- REQUIREMENT: Lines, not repeats, are what count: give the number of lines below that hold "text", and nothing more.

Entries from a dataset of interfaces
━━━
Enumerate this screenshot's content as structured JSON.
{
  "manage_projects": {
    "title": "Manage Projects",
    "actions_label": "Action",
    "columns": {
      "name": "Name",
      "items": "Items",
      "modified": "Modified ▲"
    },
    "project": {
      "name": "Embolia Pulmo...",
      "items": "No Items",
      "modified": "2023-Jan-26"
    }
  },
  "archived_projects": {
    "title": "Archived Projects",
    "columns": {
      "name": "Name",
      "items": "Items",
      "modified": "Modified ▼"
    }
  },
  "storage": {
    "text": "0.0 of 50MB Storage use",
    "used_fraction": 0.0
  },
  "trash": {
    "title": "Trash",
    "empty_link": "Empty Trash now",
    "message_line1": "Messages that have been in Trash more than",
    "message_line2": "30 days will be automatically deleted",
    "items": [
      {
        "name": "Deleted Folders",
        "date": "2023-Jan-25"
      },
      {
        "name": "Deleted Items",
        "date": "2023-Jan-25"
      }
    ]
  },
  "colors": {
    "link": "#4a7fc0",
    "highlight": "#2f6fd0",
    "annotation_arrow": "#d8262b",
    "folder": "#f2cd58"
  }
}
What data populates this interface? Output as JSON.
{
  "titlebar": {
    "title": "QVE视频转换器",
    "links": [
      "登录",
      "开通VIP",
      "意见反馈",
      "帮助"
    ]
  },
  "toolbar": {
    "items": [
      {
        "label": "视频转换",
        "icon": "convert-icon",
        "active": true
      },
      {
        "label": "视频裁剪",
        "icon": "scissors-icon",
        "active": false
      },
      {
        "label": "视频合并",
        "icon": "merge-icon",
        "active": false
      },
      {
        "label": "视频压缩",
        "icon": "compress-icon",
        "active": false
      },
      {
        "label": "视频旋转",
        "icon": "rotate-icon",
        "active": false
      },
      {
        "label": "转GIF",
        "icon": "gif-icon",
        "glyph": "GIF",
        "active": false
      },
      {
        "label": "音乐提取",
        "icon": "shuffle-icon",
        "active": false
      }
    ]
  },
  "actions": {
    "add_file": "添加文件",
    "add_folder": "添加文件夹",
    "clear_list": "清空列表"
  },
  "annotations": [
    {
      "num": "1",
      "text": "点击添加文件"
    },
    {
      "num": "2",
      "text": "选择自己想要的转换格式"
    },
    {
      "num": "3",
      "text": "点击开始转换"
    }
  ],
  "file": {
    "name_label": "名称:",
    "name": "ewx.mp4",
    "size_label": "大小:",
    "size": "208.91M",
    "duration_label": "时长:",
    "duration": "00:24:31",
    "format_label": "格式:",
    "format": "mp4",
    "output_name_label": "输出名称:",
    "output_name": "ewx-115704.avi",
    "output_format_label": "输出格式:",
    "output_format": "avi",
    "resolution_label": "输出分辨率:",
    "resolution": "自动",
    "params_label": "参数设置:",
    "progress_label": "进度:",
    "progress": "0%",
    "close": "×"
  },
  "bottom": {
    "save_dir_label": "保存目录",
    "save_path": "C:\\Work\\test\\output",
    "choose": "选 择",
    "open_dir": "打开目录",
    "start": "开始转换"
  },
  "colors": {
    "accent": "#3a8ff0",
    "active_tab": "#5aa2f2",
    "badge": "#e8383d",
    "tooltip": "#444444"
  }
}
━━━
- RESULT FOR THIS TASK: 4